Yes, “reasonable people” (and I use that term extremely broadly) should be able to distinguish between actual threats and rhetorical flights of fancy/idiocy, and this was obviously the latter, but I’d like Jonah Goldberg to have to better answer the substantive issues about Socialism called up in his statement, and I’d like to engage a conversation about violent rhetoric in the public sphere and its possible ramifications.
It seems like after all was said and done, the extreme use of both buzzwords and explicitly violent sloganeering on the Right during the 2008 campaign, didn’t foment waves of racially or politically motivated beatings or killings, but it MAY actually have contributed to a handful of horrible incidents committed by crack-pots or just plain racist assholes, and it certainly raised the tension level in this country to something that seemed extremely dangerous at the time (and that we haven’t entirely simmered down from).
And no, Jonah Golberg suggesting that young Socialists should have it beaten out of them has probably not, to date, resulted in a rash of beatings of young Socialists, in the home, on college campuses, out in the street… but it does – all of this does – have a cumulative effect that I’m absolutely sure I HAVE seen result in at least emboldening bullies, and at worst, a few incidents of actual fists on faces.
The whole idea of challenging someone to a fight in a public forum is distasteful to me. It makes me uncomfortable for a number of reasons, and the main reason is that we’re talking about ACTUAL VIOLENCE. But I think it’s probably not a bad thing for the punditry in this country to understand just what the real end of these rhetorical flights might lead to – to understand at least what beating something out of someone means when the threat comes at you, if not what it feels like to actually get beaten. Because the thing is, people ARE having things “beaten out of them” all the time – gayness, a lack of faith or religiosity, perceived promiscuousness, skin color, general “otherness,” etc. And o.k., “all the time” might be a rhetorical flight of fancy, if not idiocy, but it’s not a joke – this actually does happen.

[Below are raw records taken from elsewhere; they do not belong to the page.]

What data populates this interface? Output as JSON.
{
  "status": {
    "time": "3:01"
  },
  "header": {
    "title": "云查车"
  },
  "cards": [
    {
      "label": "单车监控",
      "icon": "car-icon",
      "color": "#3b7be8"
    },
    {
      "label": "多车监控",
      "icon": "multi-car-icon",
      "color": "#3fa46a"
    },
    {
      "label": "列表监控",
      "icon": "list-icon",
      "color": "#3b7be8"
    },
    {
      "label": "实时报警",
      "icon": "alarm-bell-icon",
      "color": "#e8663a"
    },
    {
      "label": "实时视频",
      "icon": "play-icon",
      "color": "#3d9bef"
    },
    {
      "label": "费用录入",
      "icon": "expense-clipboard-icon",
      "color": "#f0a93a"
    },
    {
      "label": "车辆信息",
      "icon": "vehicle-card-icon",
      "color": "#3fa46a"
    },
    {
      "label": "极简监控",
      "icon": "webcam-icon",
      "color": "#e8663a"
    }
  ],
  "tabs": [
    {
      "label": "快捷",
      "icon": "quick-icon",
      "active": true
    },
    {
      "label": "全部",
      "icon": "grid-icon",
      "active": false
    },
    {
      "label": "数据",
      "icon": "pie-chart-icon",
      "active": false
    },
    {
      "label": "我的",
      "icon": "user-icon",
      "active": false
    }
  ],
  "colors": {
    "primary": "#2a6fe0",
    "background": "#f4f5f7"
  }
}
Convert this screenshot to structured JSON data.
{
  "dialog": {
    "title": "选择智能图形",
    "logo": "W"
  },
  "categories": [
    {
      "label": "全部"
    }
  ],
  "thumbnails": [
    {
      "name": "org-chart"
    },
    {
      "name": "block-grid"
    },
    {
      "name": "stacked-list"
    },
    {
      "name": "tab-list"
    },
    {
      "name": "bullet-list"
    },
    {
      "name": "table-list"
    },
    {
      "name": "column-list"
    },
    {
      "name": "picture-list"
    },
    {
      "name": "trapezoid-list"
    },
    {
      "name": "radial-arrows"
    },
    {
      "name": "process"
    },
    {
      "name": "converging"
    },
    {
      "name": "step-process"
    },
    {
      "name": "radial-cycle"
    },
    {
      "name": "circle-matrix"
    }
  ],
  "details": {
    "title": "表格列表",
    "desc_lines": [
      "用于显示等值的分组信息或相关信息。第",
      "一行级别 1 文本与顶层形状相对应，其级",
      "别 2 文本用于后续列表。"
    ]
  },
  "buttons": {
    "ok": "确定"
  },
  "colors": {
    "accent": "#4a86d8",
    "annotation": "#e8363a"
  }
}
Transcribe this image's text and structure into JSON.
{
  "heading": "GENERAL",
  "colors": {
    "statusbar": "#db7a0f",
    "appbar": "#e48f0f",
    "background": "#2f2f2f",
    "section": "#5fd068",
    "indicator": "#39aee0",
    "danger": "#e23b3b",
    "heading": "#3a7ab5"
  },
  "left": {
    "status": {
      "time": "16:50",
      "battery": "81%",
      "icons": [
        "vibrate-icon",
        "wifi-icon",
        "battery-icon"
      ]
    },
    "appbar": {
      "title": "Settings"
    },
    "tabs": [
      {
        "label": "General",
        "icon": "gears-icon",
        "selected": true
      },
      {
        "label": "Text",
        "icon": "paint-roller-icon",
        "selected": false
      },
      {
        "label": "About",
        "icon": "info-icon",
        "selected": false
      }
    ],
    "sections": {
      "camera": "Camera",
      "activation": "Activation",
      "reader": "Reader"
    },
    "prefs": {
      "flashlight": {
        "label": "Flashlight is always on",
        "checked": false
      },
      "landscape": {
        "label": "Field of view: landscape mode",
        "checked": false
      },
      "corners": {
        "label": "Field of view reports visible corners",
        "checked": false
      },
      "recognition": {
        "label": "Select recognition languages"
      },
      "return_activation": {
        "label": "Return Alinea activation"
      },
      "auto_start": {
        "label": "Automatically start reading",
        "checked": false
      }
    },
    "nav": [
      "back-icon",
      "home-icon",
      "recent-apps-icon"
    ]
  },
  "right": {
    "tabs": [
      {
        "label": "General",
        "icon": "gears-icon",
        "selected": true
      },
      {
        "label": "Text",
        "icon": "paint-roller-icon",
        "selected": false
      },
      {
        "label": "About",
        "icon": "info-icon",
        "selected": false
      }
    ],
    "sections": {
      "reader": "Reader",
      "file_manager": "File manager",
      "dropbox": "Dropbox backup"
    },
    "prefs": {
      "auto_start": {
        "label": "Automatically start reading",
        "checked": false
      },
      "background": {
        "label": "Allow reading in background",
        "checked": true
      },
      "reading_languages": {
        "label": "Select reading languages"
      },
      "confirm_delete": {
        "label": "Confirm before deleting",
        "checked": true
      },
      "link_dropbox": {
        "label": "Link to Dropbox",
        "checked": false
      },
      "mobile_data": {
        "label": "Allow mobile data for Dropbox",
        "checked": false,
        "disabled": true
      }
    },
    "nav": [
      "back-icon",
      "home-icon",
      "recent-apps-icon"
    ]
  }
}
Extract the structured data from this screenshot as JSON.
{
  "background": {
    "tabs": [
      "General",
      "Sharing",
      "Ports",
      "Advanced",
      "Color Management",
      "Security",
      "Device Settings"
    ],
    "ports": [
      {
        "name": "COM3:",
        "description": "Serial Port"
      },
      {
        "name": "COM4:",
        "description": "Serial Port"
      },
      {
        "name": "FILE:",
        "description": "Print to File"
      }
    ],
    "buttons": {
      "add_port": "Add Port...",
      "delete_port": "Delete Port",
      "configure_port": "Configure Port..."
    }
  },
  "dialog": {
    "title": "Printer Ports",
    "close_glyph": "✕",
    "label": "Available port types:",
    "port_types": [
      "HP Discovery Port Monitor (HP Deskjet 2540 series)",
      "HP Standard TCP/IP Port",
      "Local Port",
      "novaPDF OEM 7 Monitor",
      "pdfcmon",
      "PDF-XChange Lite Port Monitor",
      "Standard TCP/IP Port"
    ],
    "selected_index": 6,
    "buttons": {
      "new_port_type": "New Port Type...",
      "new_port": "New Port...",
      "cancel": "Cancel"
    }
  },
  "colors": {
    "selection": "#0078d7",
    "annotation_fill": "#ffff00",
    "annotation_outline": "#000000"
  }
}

And it’s also about something more. Jamie is right when he says:
Tough guy conservatives go on the TV or to their right-wing hate circle jerks and talk a lot of shit… The problem is they are never the ones to do anything tough. They send poor people to fight in wars they helped drum up, and then when those kids come back, they call them socialists for wanting proper mental and health care.
Effin’-A right. And I’m sick of it, too.
So let’s get uncomfortable – let’s get so close to what beating something out of someone actually means that we start to squirm.
And then let’s remember what that feels like.
I’m including myself in this.
I hope they don’t fight, but I’d like to see the discussion between these two taken to the next level.
Here’s the petition: Jamie v. Jonah
NEW PLAN – help us finish out the 10th anniversary year of the release of “The Tyranny of Distance” (released in May 2001) by joining us for a concert at one of our homes away from all our homes, the Black Cat, in the city where the album was made, Washington, DC, on Sunday, April 29th! We will be performing a full set of career-spanning material that will include a final performance of the “Tyranny” LP in its entirety; but THAT’S NOT ALL – original album engineer Brendan Canty (Deadline, Brief Weeds) will be making a PROFESSIONAL CONCERT FILM of the whole thing for us to do something with at some point in the not too distant future. So please come – sing along, clap out of time, get the back of your head (or your front from the waist up) in the film – I don’t think I’m jinxing it when I say this will be a really good night. –TICKETS HERE–